» **SOURCE DATA**:
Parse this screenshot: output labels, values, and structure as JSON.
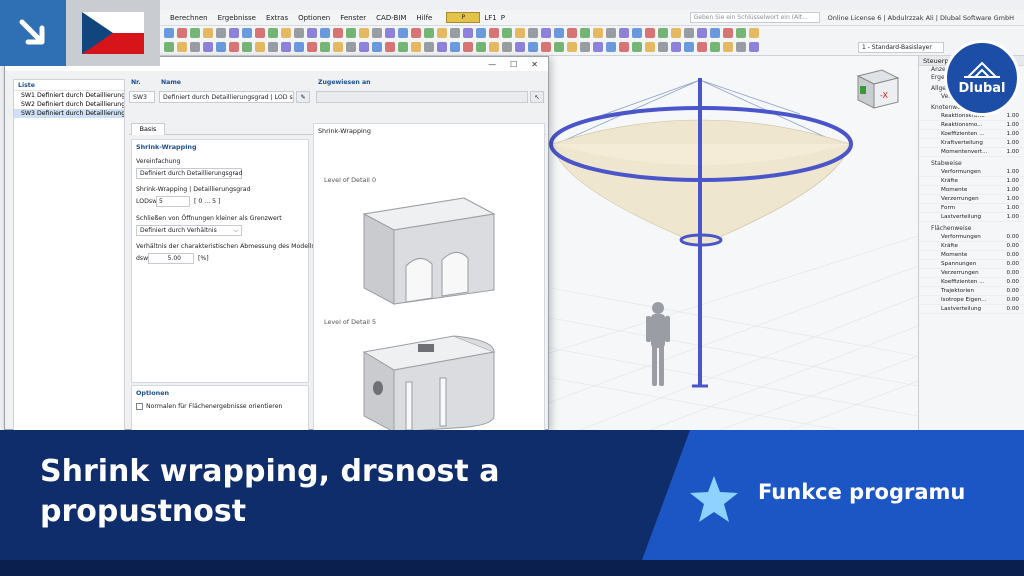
{
  "menubar": {
    "items": [
      "Berechnen",
      "Ergebnisse",
      "Extras",
      "Optionen",
      "Fenster",
      "CAD-BIM",
      "Hilfe"
    ],
    "lc_code": "P",
    "lc_name": "LF1",
    "lc_type": "P",
    "search_placeholder": "Geben Sie ein Schlüsselwort ein (Alt...",
    "license": "Online License 6 | Abdulrzzak Ali | Dlubal Software GmbH"
  },
  "toolbar": {
    "layer": "1 - Standard-Basislayer"
  },
  "dialog": {
    "list_header": "Liste",
    "list_items": [
      {
        "label": "SW1  Definiert durch Detaillierung",
        "color": "#b7d7ef"
      },
      {
        "label": "SW2  Definiert durch Detaillierung",
        "color": "#f0b400"
      },
      {
        "label": "SW3  Definiert durch Detaillierung",
        "color": "#1f4f9c"
      }
    ],
    "nr_label": "Nr.",
    "nr_value": "SW3",
    "name_label": "Name",
    "name_value": "Definiert durch Detaillierungsgrad | LOD sw : 5 |",
    "assigned_label": "Zugewiesen an",
    "tab_basis": "Basis",
    "pane_title": "Shrink-Wrapping",
    "simplification_label": "Vereinfachung",
    "simplification_value": "Definiert durch Detaillierungsgrad",
    "sw_lod_label": "Shrink-Wrapping | Detaillierungsgrad",
    "lod_label": "LODsw",
    "lod_value": "5",
    "lod_range": "[ 0 ... 5 ]",
    "close_openings_label": "Schließen von Öffnungen kleiner als Grenzwert",
    "close_openings_value": "Definiert durch Verhältnis",
    "ratio_label": "Verhältnis der charakteristischen Abmessung des Modells",
    "dsw_label": "dsw",
    "dsw_value": "5.00",
    "dsw_unit": "[%]",
    "preview_title": "Shrink-Wrapping",
    "lod0_label": "Level of Detail 0",
    "lod5_label": "Level of Detail 5",
    "options_title": "Optionen",
    "normals_label": "Normalen für Flächenergebnisse orientieren"
  },
  "rpanel": {
    "title": "Steuerpan",
    "sub1": "Anzeige",
    "sub2": "Ergebnis",
    "general": "Allgem",
    "general_sub": "Ver",
    "nodes_title": "Knotenweise",
    "nodes": [
      {
        "k": "Reaktionskräfte",
        "v": "1.00"
      },
      {
        "k": "Reaktionsmo...",
        "v": "1.00"
      },
      {
        "k": "Koeffizienten ...",
        "v": "1.00"
      },
      {
        "k": "Kraftverteilung",
        "v": "1.00"
      },
      {
        "k": "Momentenvert...",
        "v": "1.00"
      }
    ],
    "members_title": "Stabweise",
    "members": [
      {
        "k": "Verformungen",
        "v": "1.00"
      },
      {
        "k": "Kräfte",
        "v": "1.00"
      },
      {
        "k": "Momente",
        "v": "1.00"
      },
      {
        "k": "Verzerrungen",
        "v": "1.00"
      },
      {
        "k": "Form",
        "v": "1.00"
      },
      {
        "k": "Lastverteilung",
        "v": "1.00"
      }
    ],
    "surfaces_title": "Flächenweise",
    "surfaces": [
      {
        "k": "Verformungen",
        "v": "0.00"
      },
      {
        "k": "Kräfte",
        "v": "0.00"
      },
      {
        "k": "Momente",
        "v": "0.00"
      },
      {
        "k": "Spannungen",
        "v": "0.00"
      },
      {
        "k": "Verzerrungen",
        "v": "0.00"
      },
      {
        "k": "Koeffizienten ...",
        "v": "0.00"
      },
      {
        "k": "Trajektorien",
        "v": "0.00"
      },
      {
        "k": "Isotrope Eigen...",
        "v": "0.00"
      },
      {
        "k": "Lastverteilung",
        "v": "0.00"
      }
    ]
  },
  "banner": {
    "title": "Shrink wrapping, drsnost a propustnost",
    "feature": "Funkce programu"
  },
  "logo": {
    "text": "Dlubal"
  },
  "navcube": {
    "axis": "-X"
  },
  "colors": {
    "banner_dark": "#0f2c6b",
    "banner_accent": "#1c56c5",
    "corner_blue": "#2f6fb3",
    "brand": "#1d4ea7"
  }
}
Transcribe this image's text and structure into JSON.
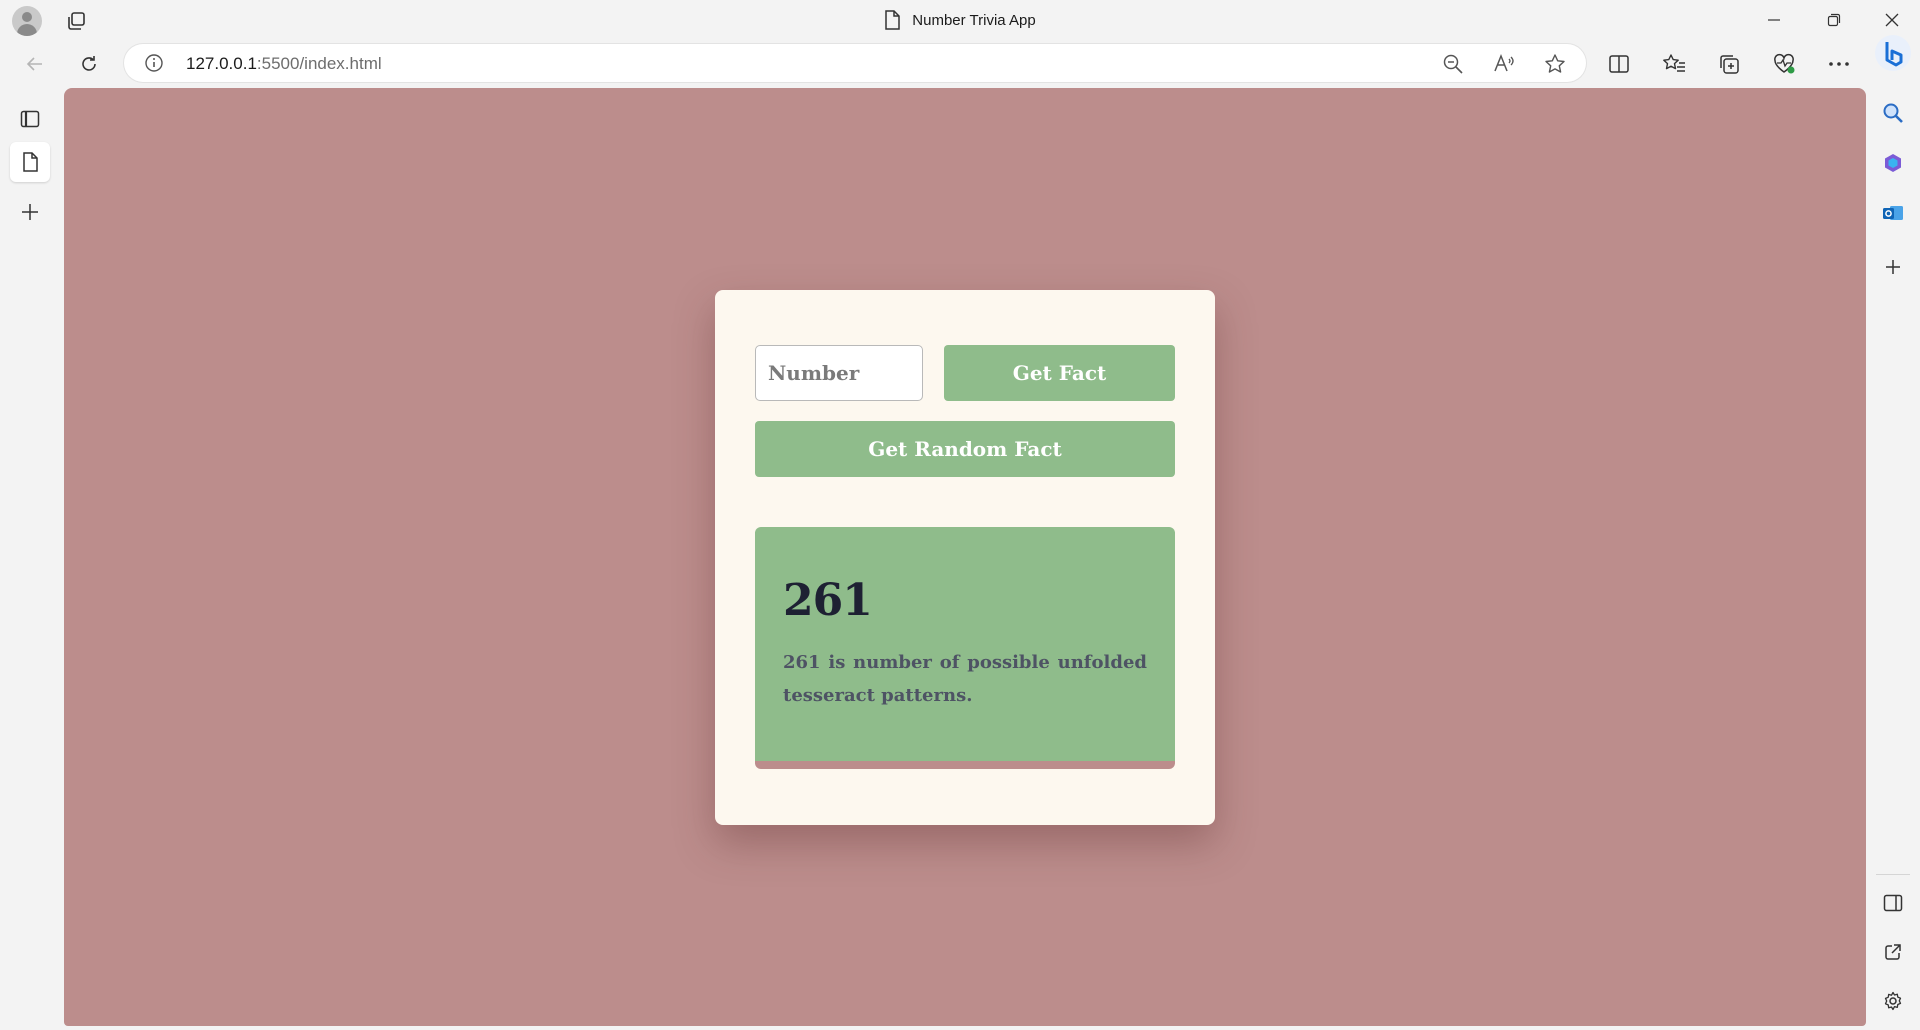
{
  "window": {
    "title": "Number Trivia App",
    "controls": [
      "minimize-icon",
      "restore-icon",
      "close-icon"
    ]
  },
  "browser": {
    "url_host": "127.0.0.1",
    "url_path": ":5500/index.html",
    "toolbar_icons": [
      "back-icon",
      "refresh-icon",
      "zoom-out-icon",
      "read-aloud-icon",
      "favorite-star-icon",
      "split-screen-icon",
      "favorites-icon",
      "collections-icon",
      "browser-essentials-icon",
      "more-icon",
      "copilot-icon"
    ],
    "left_sidebar_icons": [
      "tab-actions-icon",
      "page-icon",
      "new-tab-icon"
    ],
    "right_sidebar_icons": [
      "search-icon",
      "office-icon",
      "outlook-icon",
      "add-icon",
      "sidebar-layout-icon",
      "external-link-icon",
      "settings-icon"
    ]
  },
  "app": {
    "number_input": {
      "placeholder": "Number",
      "value": ""
    },
    "get_fact_label": "Get Fact",
    "get_random_label": "Get Random Fact",
    "result": {
      "number": "261",
      "fact": "261 is number of possible unfolded tesseract patterns."
    }
  },
  "colors": {
    "page_background": "#bc8d8c",
    "card_background": "#fdf8ef",
    "accent_green": "#8fbc8b",
    "result_number": "#1e2133",
    "result_text": "#4e5364"
  }
}
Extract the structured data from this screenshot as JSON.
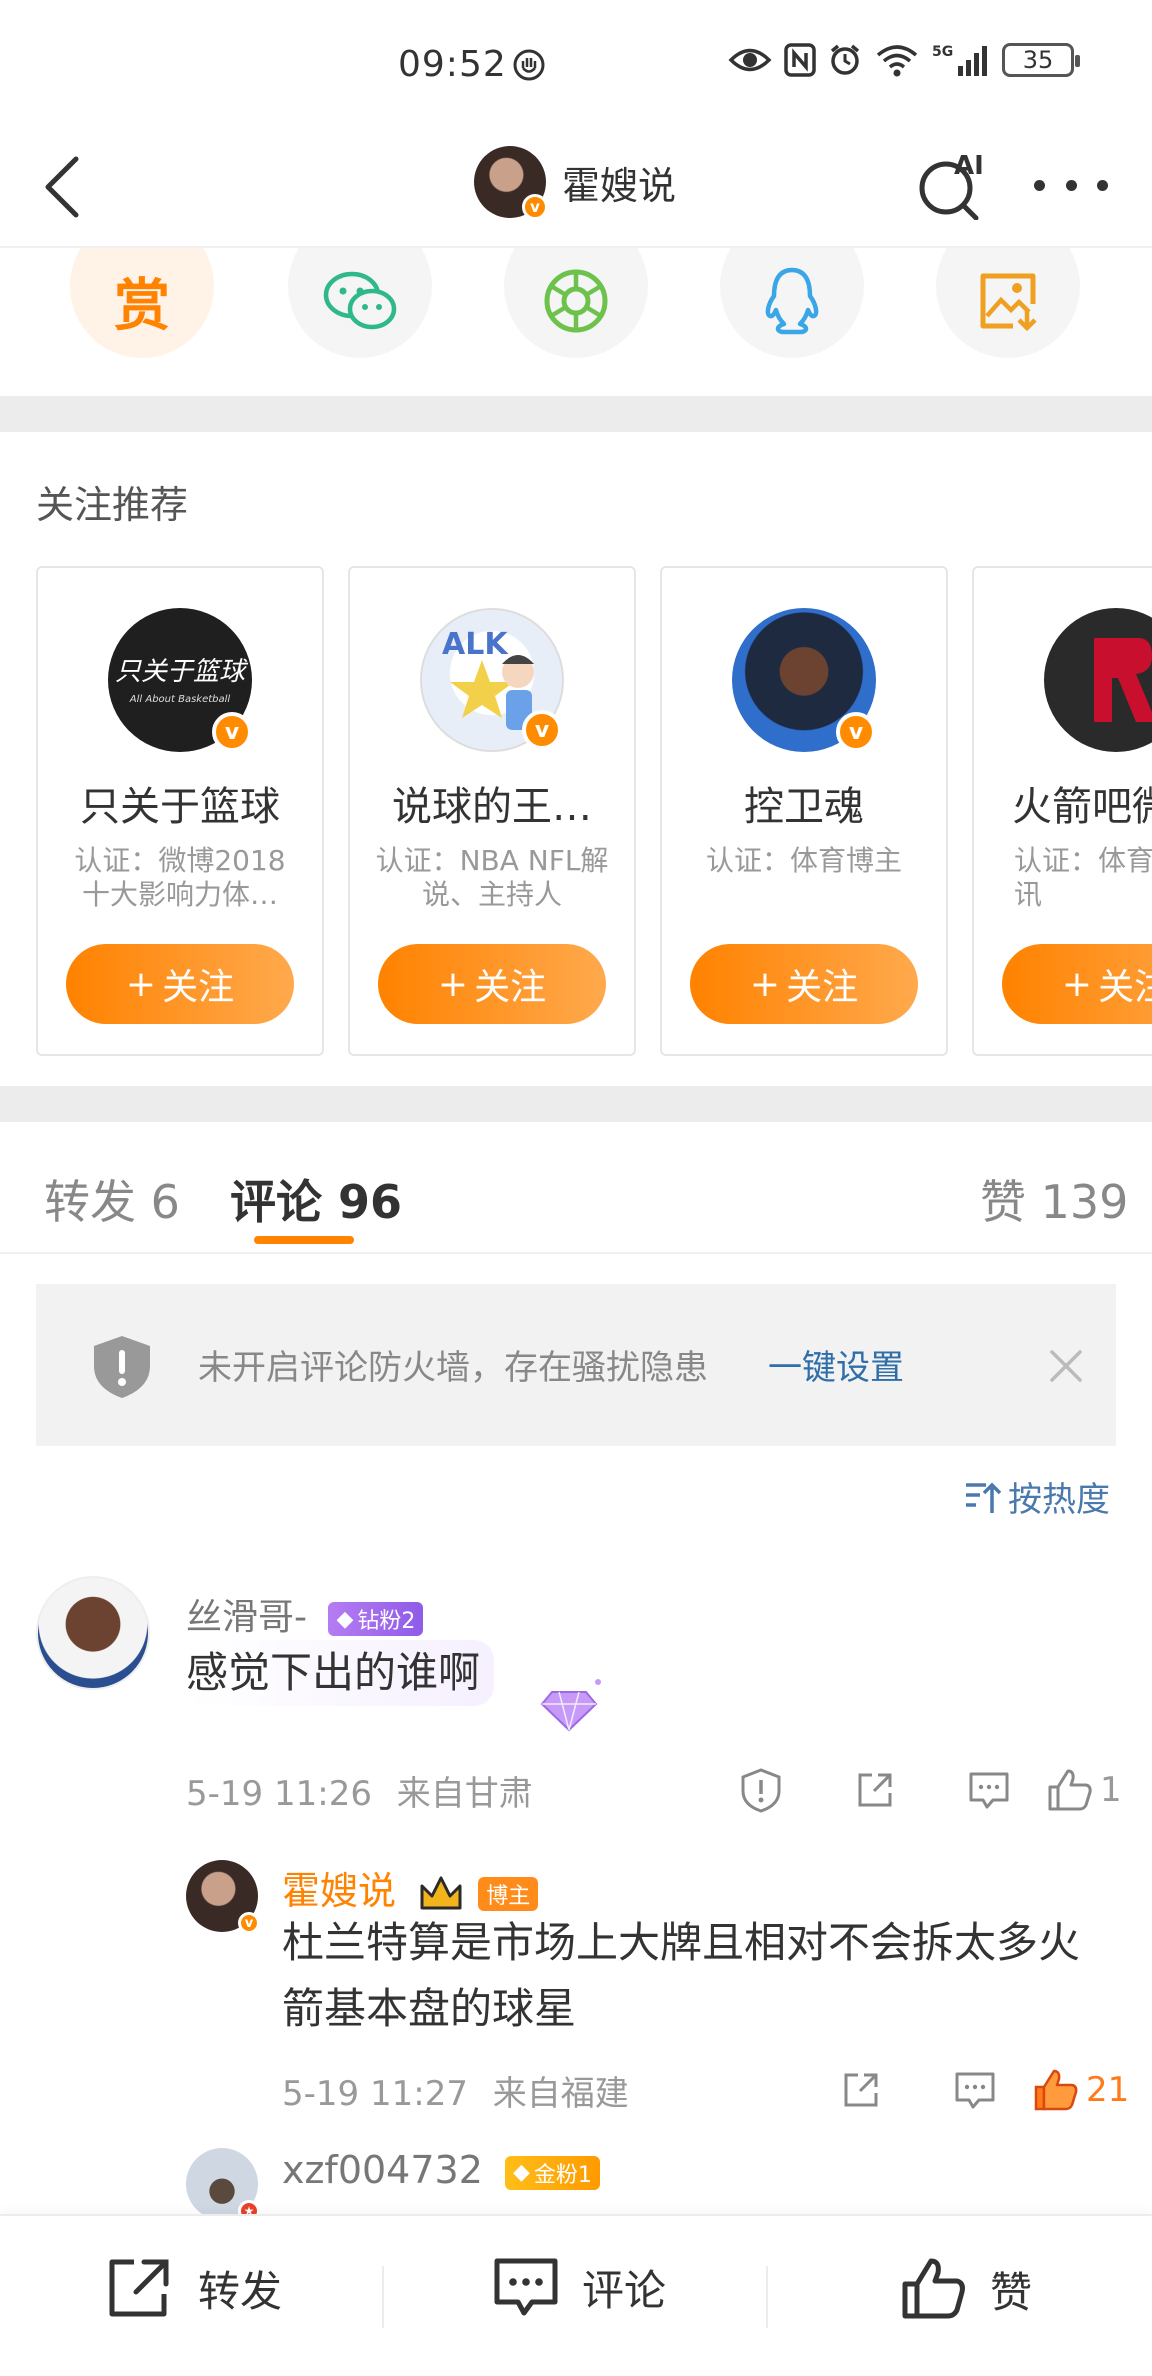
{
  "status_bar": {
    "time": "09:52",
    "network": "5G",
    "battery": "35"
  },
  "nav": {
    "title": "霍嫂说",
    "ai_label": "AI"
  },
  "share": {
    "items": [
      {
        "icon": "reward-icon",
        "label": "赏"
      },
      {
        "icon": "wechat-icon"
      },
      {
        "icon": "moments-icon"
      },
      {
        "icon": "qq-icon"
      },
      {
        "icon": "save-image-icon"
      }
    ]
  },
  "recommend": {
    "title": "关注推荐",
    "follow_label": "关注",
    "cards": [
      {
        "name": "只关于篮球",
        "desc": "认证：微博2018十大影响力体…",
        "avatar_text": "只关于篮球",
        "avatar_subtext": "All About Basketball"
      },
      {
        "name": "说球的王…",
        "desc": "认证：NBA NFL解说、主持人",
        "avatar_text": "ALK"
      },
      {
        "name": "控卫魂",
        "desc": "认证：体育博主"
      },
      {
        "name": "火箭吧微",
        "desc": "认证：体育火箭资讯"
      }
    ]
  },
  "tabs": {
    "repost": "转发 6",
    "comments": "评论 96",
    "likes": "赞 139"
  },
  "firewall": {
    "text": "未开启评论防火墙，存在骚扰隐患",
    "link": "一键设置"
  },
  "sort": {
    "label": "按热度"
  },
  "comments": [
    {
      "user": "丝滑哥-",
      "badge": "钻粉2",
      "text": "感觉下出的谁啊",
      "time": "5-19 11:26",
      "location": "来自甘肃",
      "likes": "1",
      "reply": {
        "user": "霍嫂说",
        "badge": "博主",
        "text": "杜兰特算是市场上大牌且相对不会拆太多火箭基本盘的球星",
        "time": "5-19 11:27",
        "location": "来自福建",
        "likes": "21"
      }
    },
    {
      "user": "xzf004732",
      "badge": "金粉1"
    }
  ],
  "bottom_bar": {
    "repost": "转发",
    "comment": "评论",
    "like": "赞"
  },
  "colors": {
    "accent": "#ff8200",
    "link": "#2f6ea8",
    "muted": "#999999"
  }
}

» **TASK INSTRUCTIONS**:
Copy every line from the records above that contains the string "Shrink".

» **WRITTEN SOLUTION**:
    "pane_title": "Shrink-Wrapping",
    "sw_lod_label": "Shrink-Wrapping | Detaillierungsgrad",
    "preview_title": "Shrink-Wrapping",
    "title": "Shrink wrapping, drsnost a propustnost",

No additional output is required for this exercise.